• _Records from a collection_
☆ ☆ ☆

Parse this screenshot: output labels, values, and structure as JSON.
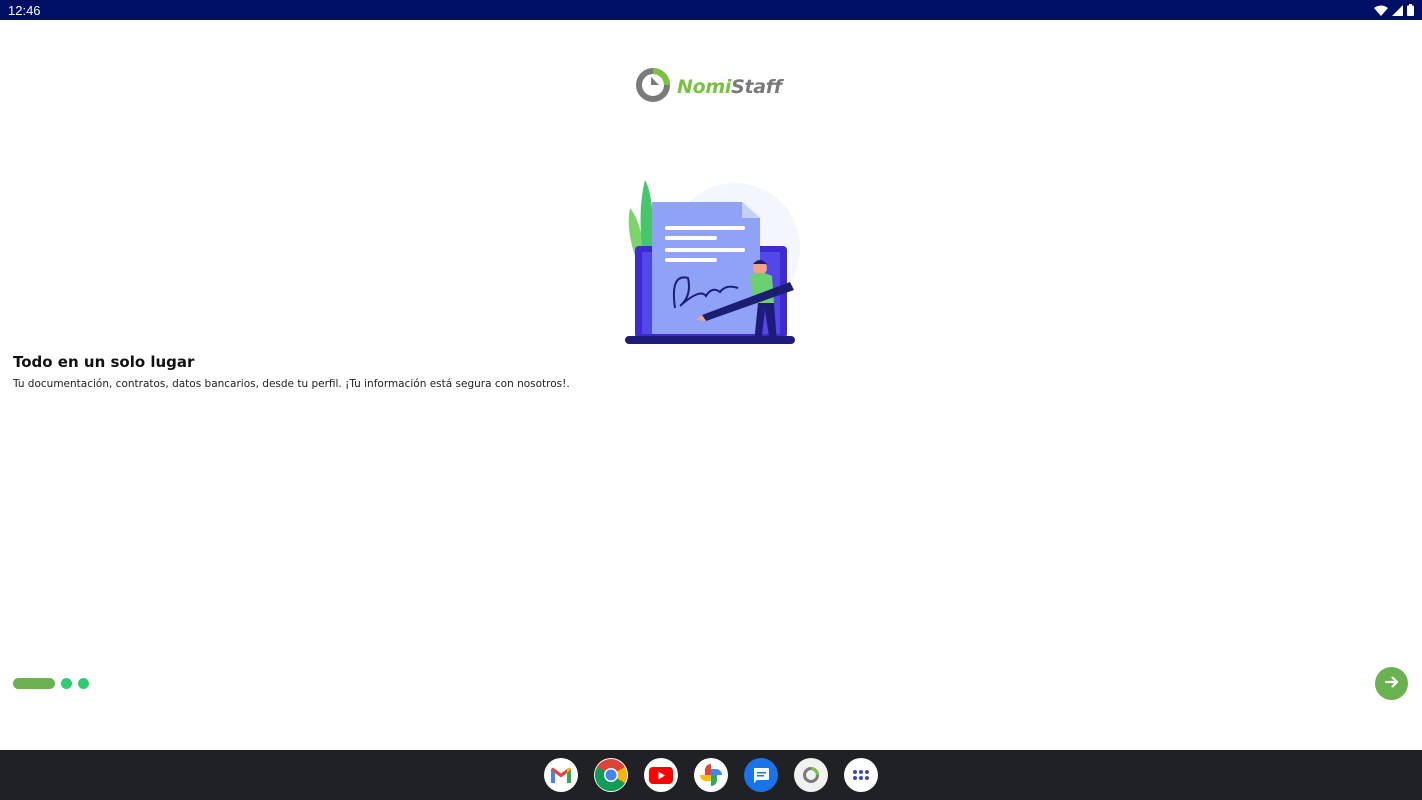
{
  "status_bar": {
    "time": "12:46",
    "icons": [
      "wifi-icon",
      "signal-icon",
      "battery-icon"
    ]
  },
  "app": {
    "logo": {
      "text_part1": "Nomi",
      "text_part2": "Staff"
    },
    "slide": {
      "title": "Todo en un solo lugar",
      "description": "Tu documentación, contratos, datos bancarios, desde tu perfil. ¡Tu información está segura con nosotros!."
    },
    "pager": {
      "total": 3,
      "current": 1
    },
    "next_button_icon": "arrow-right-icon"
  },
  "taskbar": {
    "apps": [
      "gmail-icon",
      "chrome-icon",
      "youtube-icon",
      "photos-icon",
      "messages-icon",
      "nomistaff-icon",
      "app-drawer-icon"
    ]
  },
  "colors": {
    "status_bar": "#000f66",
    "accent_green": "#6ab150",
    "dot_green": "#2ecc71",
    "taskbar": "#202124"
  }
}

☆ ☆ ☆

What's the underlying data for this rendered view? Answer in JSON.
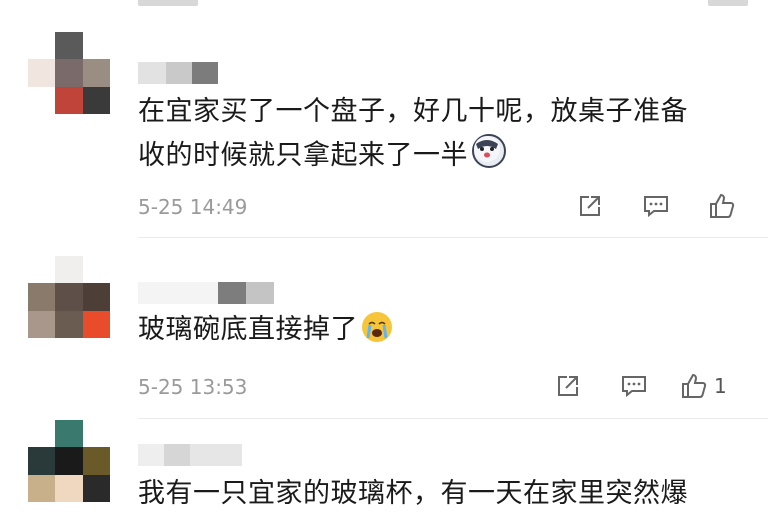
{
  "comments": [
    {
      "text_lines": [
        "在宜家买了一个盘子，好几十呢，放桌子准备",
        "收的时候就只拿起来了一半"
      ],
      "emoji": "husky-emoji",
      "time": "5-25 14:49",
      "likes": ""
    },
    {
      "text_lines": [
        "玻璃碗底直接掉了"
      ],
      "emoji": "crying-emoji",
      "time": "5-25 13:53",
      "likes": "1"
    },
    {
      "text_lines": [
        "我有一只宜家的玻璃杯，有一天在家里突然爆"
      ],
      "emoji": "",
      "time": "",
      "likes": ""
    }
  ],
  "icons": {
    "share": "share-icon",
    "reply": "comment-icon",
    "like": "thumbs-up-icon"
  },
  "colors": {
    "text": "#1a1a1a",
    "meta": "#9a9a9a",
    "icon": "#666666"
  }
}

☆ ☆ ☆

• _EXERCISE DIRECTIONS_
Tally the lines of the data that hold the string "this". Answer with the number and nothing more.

• _RESPONSE TO THE EXERCISE_
2